─── Dataset records ───

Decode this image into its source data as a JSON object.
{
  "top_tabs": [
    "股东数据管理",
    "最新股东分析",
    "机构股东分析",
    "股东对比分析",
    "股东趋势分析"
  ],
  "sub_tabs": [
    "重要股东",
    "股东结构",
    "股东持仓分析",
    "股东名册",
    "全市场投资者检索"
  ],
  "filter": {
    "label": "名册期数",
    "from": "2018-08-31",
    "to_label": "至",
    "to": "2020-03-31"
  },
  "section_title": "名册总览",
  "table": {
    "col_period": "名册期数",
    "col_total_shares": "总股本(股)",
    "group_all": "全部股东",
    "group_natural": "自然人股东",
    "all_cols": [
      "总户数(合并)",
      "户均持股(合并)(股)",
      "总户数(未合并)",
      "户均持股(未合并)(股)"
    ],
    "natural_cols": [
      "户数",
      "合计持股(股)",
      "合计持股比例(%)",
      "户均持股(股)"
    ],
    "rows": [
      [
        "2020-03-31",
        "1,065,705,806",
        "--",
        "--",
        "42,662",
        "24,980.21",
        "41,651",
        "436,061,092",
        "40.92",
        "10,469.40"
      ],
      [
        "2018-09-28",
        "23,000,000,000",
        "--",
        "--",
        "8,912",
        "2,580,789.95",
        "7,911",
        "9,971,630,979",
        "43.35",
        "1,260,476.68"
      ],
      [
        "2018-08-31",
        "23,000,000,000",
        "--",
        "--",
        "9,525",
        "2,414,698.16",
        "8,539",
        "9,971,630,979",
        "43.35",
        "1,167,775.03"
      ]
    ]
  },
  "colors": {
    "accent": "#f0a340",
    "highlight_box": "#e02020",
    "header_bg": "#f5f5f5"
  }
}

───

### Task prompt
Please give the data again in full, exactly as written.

### Written answer
Decode this image into its source data as a JSON object.
{
  "top_tabs": [
    "股东数据管理",
    "最新股东分析",
    "机构股东分析",
    "股东对比分析",
    "股东趋势分析"
  ],
  "sub_tabs": [
    "重要股东",
    "股东结构",
    "股东持仓分析",
    "股东名册",
    "全市场投资者检索"
  ],
  "filter": {
    "label": "名册期数",
    "from": "2018-08-31",
    "to_label": "至",
    "to": "2020-03-31"
  },
  "section_title": "名册总览",
  "table": {
    "col_period": "名册期数",
    "col_total_shares": "总股本(股)",
    "group_all": "全部股东",
    "group_natural": "自然人股东",
    "all_cols": [
      "总户数(合并)",
      "户均持股(合并)(股)",
      "总户数(未合并)",
      "户均持股(未合并)(股)"
    ],
    "natural_cols": [
      "户数",
      "合计持股(股)",
      "合计持股比例(%)",
      "户均持股(股)"
    ],
    "rows": [
      [
        "2020-03-31",
        "1,065,705,806",
        "--",
        "--",
        "42,662",
        "24,980.21",
        "41,651",
        "436,061,092",
        "40.92",
        "10,469.40"
      ],
      [
        "2018-09-28",
        "23,000,000,000",
        "--",
        "--",
        "8,912",
        "2,580,789.95",
        "7,911",
        "9,971,630,979",
        "43.35",
        "1,260,476.68"
      ],
      [
        "2018-08-31",
        "23,000,000,000",
        "--",
        "--",
        "9,525",
        "2,414,698.16",
        "8,539",
        "9,971,630,979",
        "43.35",
        "1,167,775.03"
      ]
    ]
  },
  "colors": {
    "accent": "#f0a340",
    "highlight_box": "#e02020",
    "header_bg": "#f5f5f5"
  }
}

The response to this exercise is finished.